The next two weeks will see Cummings carrying a lot of bottles as he continues in his support role, but will there be a chance for him to shine again?
‘I don’t know, I’ll just have to see how it goes. I know what my job is here, so I’m just getting on with that. If a chance to get in a break comes up I’ll take it, but you never know what’s going to happen in the Tour. It’s completely different to any other bike race.’
Publication Date: 11/07/2010 10:51:33
Happy To Say, You Proved Us Wrong Cav!
Eighteen hours before Mark Cavendish roared to victory in the fifth stage of the Tour de France, I had been in a deep and meaningful conversation with Alan, an old cycling friend. We’ve both done a bit of racing, and we both like to think we know what we are talking about.
The subject was ‘What is wrong with Cav this year?’ and the reasons for his apparent lack of form were analysed at great length and much faux expertise over a couple of bottles of red wine.
The reasons for his lack lustre perfomances - too many to go into here - lead us to the conclusion that the Manxman would not repeat the amazing success of just twelve months earlier. There is too much going on in his life, we reasoned. This time last year, he was focussed on just one thing, and one thing only, but now….?
Let me make one thing clear. Both myself and Alan are massive Cavendish fans. Last year, when his Champs Ellysses sprint made his win look like a solo victory, we launched ourselves into the kind of dance that only Dads can do.
Cav may be a quarter of a century younger than us, but he is a British cycling hero, a sprinter who can take on the best in the world and make them look ordinary, and we weren’t afraid to celebrate in our own middle age – and it has to be said, embarrassing - manner.
But back to our analysis of the reasons why he has failed to repeat last year’s success.

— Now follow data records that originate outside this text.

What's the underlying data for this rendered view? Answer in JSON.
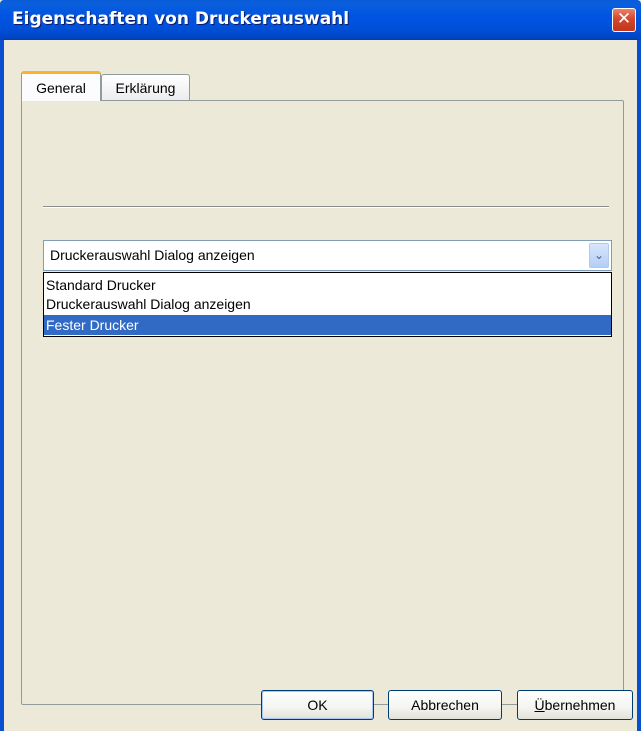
{
  "window": {
    "title": "Eigenschaften von Druckerauswahl",
    "close_label": "✕"
  },
  "tabs": [
    {
      "label": "General",
      "active": true
    },
    {
      "label": "Erklärung",
      "active": false
    }
  ],
  "combo": {
    "selected_value": "Druckerauswahl Dialog anzeigen",
    "arrow_icon": "chevron-down-icon",
    "arrow_glyph": "⌄"
  },
  "dropdown": {
    "options": [
      {
        "label": "Standard Drucker",
        "highlighted": false
      },
      {
        "label": "Druckerauswahl Dialog anzeigen",
        "highlighted": false
      },
      {
        "label": "Fester Drucker",
        "highlighted": true
      }
    ]
  },
  "buttons": {
    "ok_label": "OK",
    "cancel_label": "Abbrechen",
    "apply_mnemonic": "Ü",
    "apply_rest": "bernehmen"
  },
  "colors": {
    "titlebar": "#0054e3",
    "highlight": "#316ac5",
    "face": "#ece9d8",
    "close_button": "#d2492d",
    "active_tab_accent": "#f9b12f"
  }
}
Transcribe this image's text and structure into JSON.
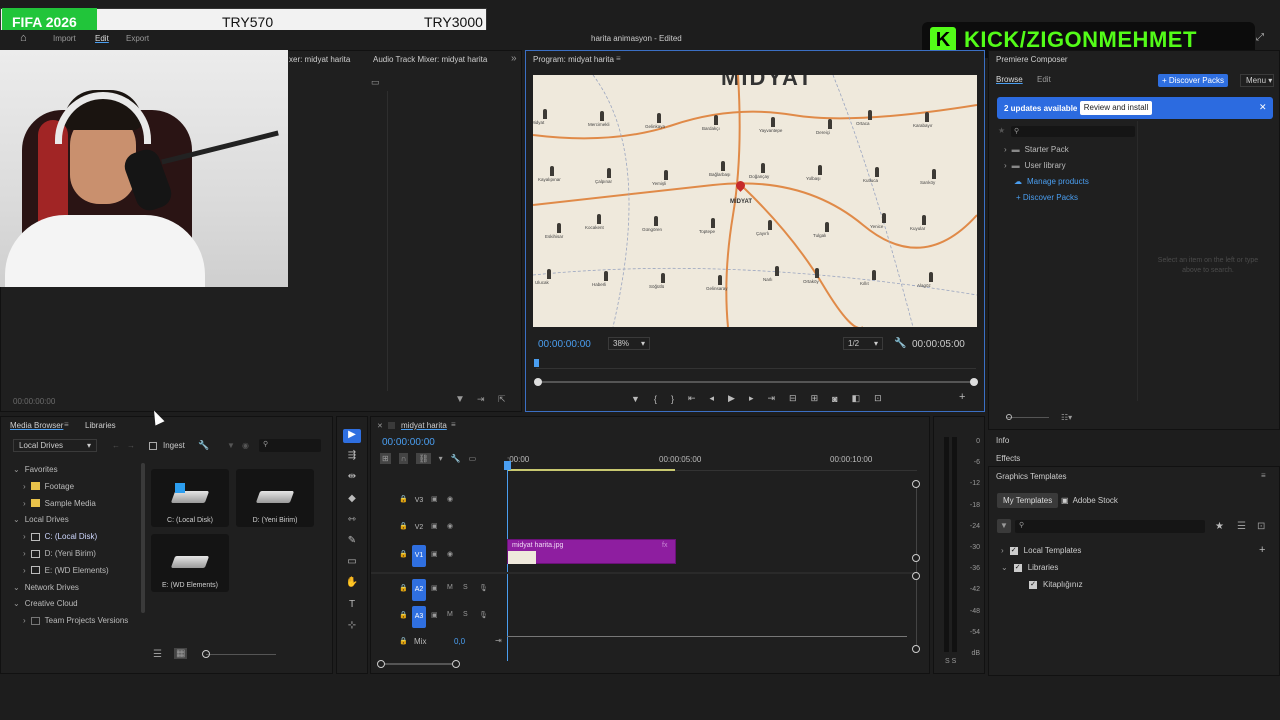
{
  "overlay": {
    "game_label": "FIFA 2026",
    "price_1": "TRY570",
    "price_2": "TRY3000",
    "streamer": "KICK/ZIGONMEHMET"
  },
  "menu": {
    "items": [
      "Import",
      "Edit",
      "Export"
    ],
    "title": "harita animasyon",
    "status": "- Edited"
  },
  "source": {
    "tabs": [
      "xer: midyat harita",
      "Audio Track Mixer: midyat harita"
    ],
    "timecode": "00:00:00:00"
  },
  "program": {
    "tab": "Program: midyat harita",
    "map_title": "MIDYAT",
    "center_label": "MİDYAT",
    "timecode": "00:00:00:00",
    "zoom": "38%",
    "resolution": "1/2",
    "duration": "00:00:05:00",
    "places": [
      {
        "n": "Midyat"
      },
      {
        "n": "Mercimekli"
      },
      {
        "n": "Gelinkaya"
      },
      {
        "n": "Bardakçı"
      },
      {
        "n": "Yayvantepe"
      },
      {
        "n": "Dereiçi"
      },
      {
        "n": "Ortaca"
      },
      {
        "n": "Karabayır"
      },
      {
        "n": "Kayalıpınar"
      },
      {
        "n": "Çalpınar"
      },
      {
        "n": "Yemişli"
      },
      {
        "n": "Bağlarbaşı"
      },
      {
        "n": "Doğançay"
      },
      {
        "n": "Yolbaşı"
      },
      {
        "n": "Kutluca"
      },
      {
        "n": "Sarıköy"
      },
      {
        "n": "Eskihisar"
      },
      {
        "n": "Kocakent"
      },
      {
        "n": "Güngören"
      },
      {
        "n": "Toptepe"
      },
      {
        "n": "Çayırlı"
      },
      {
        "n": "Tulgalı"
      },
      {
        "n": "Yenice"
      },
      {
        "n": "Kuyular"
      },
      {
        "n": "Ulucak"
      },
      {
        "n": "Haberli"
      },
      {
        "n": "Söğütlü"
      },
      {
        "n": "Gelinsaray"
      },
      {
        "n": "Narlı"
      },
      {
        "n": "Ortaköy"
      },
      {
        "n": "Kıllıt"
      },
      {
        "n": "Alagöz"
      }
    ]
  },
  "composer": {
    "title": "Premiere Composer",
    "tabs": [
      "Browse",
      "Edit"
    ],
    "discover_btn": "+ Discover Packs",
    "menu": "Menu",
    "updates": "2 updates available",
    "review_btn": "Review and install",
    "tree": [
      "Starter Pack",
      "User library",
      "Manage products",
      "+ Discover Packs"
    ],
    "empty_text": "Select an item on the left or type above to search."
  },
  "side_tabs": {
    "info": "Info",
    "effects": "Effects",
    "graphics": "Graphics Templates"
  },
  "graphics": {
    "tabs": [
      "My Templates",
      "Adobe Stock"
    ],
    "tree": [
      "Local Templates",
      "Libraries",
      "Kitaplığınız"
    ]
  },
  "media_browser": {
    "tabs": [
      "Media Browser",
      "Libraries"
    ],
    "location": "Local Drives",
    "ingest": "Ingest",
    "tree": [
      {
        "label": "Favorites",
        "indent": 0,
        "icon": "",
        "blue": false
      },
      {
        "label": "Footage",
        "indent": 1,
        "icon": "folder",
        "blue": false
      },
      {
        "label": "Sample Media",
        "indent": 1,
        "icon": "folder",
        "blue": false
      },
      {
        "label": "Local Drives",
        "indent": 0,
        "icon": "",
        "blue": false
      },
      {
        "label": "C: (Local Disk)",
        "indent": 1,
        "icon": "drive",
        "blue": true
      },
      {
        "label": "D: (Yeni Birim)",
        "indent": 1,
        "icon": "drive",
        "blue": false
      },
      {
        "label": "E: (WD Elements)",
        "indent": 1,
        "icon": "drive",
        "blue": false
      },
      {
        "label": "Network Drives",
        "indent": 0,
        "icon": "",
        "blue": false
      },
      {
        "label": "Creative Cloud",
        "indent": 0,
        "icon": "",
        "blue": false
      },
      {
        "label": "Team Projects Versions",
        "indent": 1,
        "icon": "doc",
        "blue": false
      }
    ],
    "thumbs": [
      "C: (Local Disk)",
      "D: (Yeni Birim)",
      "E: (WD Elements)"
    ]
  },
  "timeline": {
    "tab": "midyat harita",
    "timecode": "00:00:00:00",
    "ruler": [
      ":00:00",
      "00:00:05:00",
      "00:00:10:00"
    ],
    "tracks": [
      "V3",
      "V2",
      "V1",
      "A2",
      "A3"
    ],
    "mix_label": "Mix",
    "mix_value": "0,0",
    "clip_name": "midyat harita.jpg"
  },
  "meters": {
    "scale": [
      "0",
      "-6",
      "-12",
      "-18",
      "-24",
      "-30",
      "-36",
      "-42",
      "-48",
      "-54",
      "dB"
    ],
    "solo": "S S"
  }
}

The fact that his helmet made a brief cameo appearance just minutes after he lost the sprint to Allesandro Pettachi on stage four only served to add fuel to the fire which we had been stoking all evening.
‘He’s lost it, hasn’t he? That’s worse than spitting your dummy out, that is, he’s chucked his helmet out of the bus! He’ll be lucky if he wins one stage this year’ said Alan.
We looked at the screen and nodded our heads in the sage manner of two men who know what they are talking about. Incidentally, someone who is close to the Team Columbia hierarchy sent me a text later that night which suggested that Cavendish was a tad embarrassed by the helmet hurling incident. Apparently, he didn’t expect the headgear to roll down the steps of the bus after he chucked it, and was heard to say: ‘Oh For F***s sake’ when he saw the cameras focussing on the team helper who retrieved it.
Of course, Mark Cavendish proved us wrong when he asserted his authority in Montargis on Thursday afternoon.
The tears he was barely able to hold back spoke volumes. The voice cracking with emotion told us even more. We saw how much this victory meant to him. The tears were the proof of just how much pain and frustration this young man had been through this year. After seeing Cav on the podium, Alan and I looked at each other, raised our glasses, immediately forgot about our conversation from the previous night, and then launched into another bout of Dad Dancing in honour of our hero.
Publication Date: 08/07/2010 20:37:13